## Given information
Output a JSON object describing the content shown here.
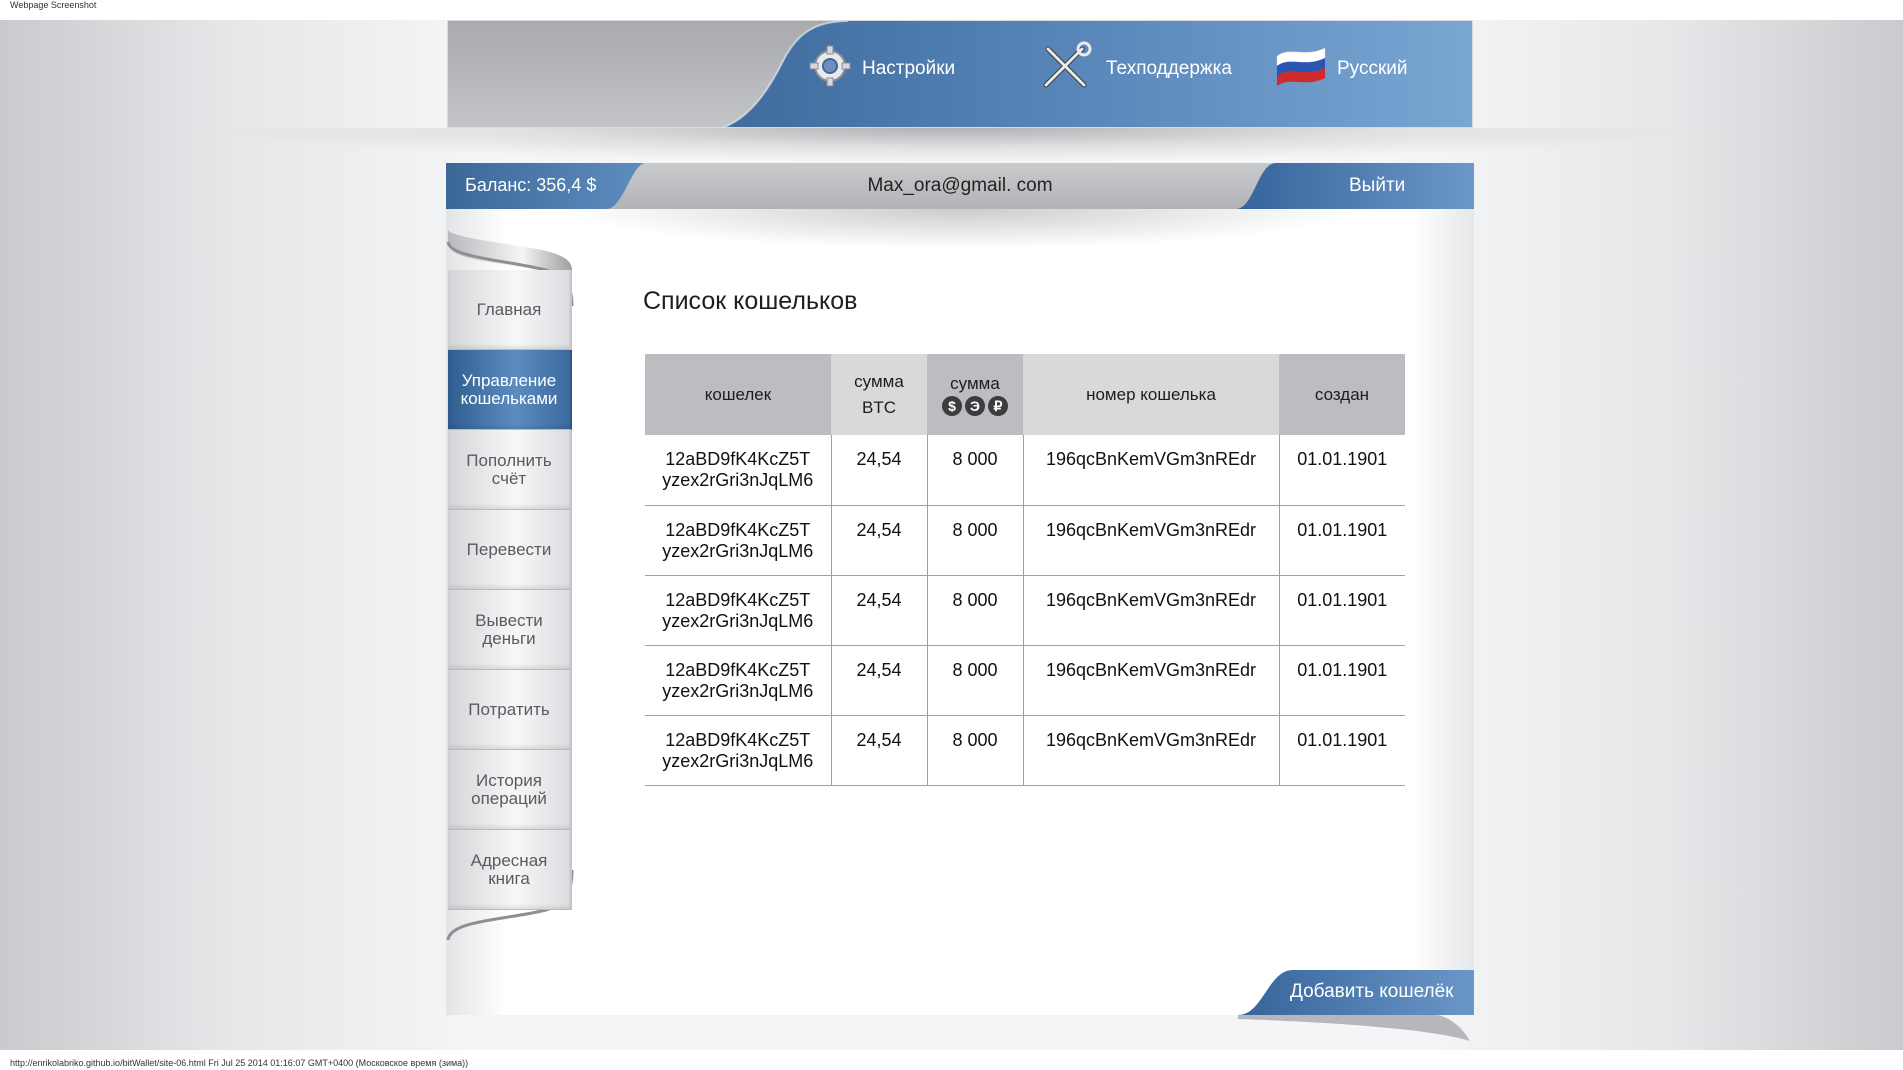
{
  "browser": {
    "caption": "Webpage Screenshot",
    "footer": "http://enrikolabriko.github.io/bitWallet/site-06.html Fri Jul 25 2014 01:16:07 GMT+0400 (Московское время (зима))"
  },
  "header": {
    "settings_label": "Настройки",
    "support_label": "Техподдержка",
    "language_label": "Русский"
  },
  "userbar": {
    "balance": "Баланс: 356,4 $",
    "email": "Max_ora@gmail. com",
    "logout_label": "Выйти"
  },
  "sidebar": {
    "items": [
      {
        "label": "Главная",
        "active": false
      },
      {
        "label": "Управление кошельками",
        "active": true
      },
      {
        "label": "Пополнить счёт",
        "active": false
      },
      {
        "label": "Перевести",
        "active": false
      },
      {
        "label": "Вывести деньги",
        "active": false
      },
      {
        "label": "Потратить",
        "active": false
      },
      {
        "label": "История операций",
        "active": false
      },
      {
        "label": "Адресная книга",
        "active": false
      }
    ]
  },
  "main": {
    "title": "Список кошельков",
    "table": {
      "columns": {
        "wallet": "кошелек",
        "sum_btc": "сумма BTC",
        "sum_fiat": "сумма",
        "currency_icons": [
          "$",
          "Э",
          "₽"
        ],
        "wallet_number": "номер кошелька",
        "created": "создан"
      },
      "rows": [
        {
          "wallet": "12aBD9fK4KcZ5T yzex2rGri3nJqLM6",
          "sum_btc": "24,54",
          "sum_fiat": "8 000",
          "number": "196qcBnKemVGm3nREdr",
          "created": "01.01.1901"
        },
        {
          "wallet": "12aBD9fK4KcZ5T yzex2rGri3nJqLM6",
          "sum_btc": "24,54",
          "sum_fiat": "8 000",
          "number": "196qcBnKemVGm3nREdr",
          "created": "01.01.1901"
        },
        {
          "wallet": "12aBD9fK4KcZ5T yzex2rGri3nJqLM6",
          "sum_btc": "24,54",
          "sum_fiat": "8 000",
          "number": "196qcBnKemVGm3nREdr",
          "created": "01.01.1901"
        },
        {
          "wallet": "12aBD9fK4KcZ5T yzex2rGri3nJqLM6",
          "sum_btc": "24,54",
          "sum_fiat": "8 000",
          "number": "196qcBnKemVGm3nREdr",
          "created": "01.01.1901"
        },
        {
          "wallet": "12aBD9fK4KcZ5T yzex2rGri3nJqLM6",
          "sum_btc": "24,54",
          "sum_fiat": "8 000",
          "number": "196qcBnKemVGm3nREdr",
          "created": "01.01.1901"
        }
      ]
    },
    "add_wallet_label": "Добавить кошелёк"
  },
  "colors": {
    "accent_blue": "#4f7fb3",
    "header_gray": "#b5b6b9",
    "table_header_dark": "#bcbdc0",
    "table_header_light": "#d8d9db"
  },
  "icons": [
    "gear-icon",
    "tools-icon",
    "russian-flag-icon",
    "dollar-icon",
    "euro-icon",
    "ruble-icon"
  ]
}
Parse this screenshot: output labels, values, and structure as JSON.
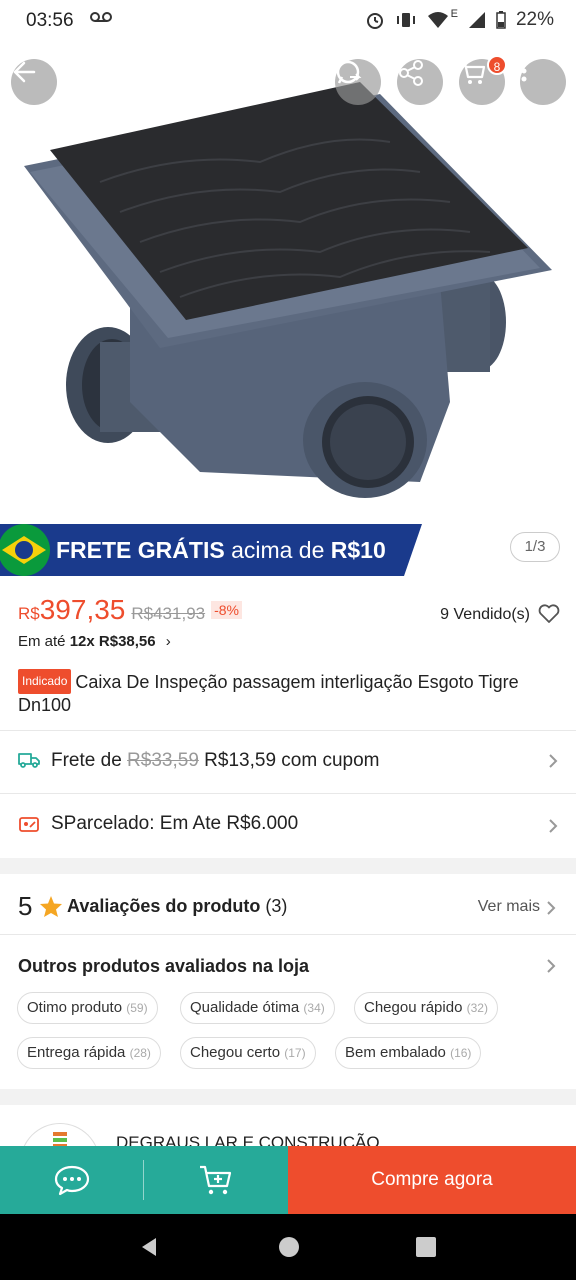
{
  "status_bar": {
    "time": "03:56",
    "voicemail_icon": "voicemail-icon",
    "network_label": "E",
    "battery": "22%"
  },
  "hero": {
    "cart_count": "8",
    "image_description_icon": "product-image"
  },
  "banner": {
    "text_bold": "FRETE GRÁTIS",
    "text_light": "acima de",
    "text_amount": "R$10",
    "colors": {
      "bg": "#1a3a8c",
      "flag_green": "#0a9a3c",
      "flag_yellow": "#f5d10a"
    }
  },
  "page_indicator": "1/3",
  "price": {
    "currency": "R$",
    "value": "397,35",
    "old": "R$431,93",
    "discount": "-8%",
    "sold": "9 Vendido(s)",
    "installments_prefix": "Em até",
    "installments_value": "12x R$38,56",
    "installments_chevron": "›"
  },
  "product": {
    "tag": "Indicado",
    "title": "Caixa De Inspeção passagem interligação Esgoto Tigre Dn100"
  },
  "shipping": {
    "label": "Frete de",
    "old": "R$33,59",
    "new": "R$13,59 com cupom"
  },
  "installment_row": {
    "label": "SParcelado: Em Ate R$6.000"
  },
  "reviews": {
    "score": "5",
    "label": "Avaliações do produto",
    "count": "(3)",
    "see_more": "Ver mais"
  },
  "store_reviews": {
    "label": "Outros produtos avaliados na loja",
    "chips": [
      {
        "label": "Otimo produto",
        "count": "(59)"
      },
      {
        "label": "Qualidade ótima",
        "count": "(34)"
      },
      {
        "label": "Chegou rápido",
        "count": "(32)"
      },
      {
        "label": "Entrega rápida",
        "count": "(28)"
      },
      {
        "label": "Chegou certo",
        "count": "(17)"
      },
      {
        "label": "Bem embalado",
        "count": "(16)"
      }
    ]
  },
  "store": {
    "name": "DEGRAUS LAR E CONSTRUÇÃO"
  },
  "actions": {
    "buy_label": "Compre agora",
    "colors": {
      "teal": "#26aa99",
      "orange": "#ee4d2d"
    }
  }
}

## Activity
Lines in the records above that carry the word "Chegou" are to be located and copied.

## Your response
        "label": "Chegou rápido",
        "label": "Chegou certo",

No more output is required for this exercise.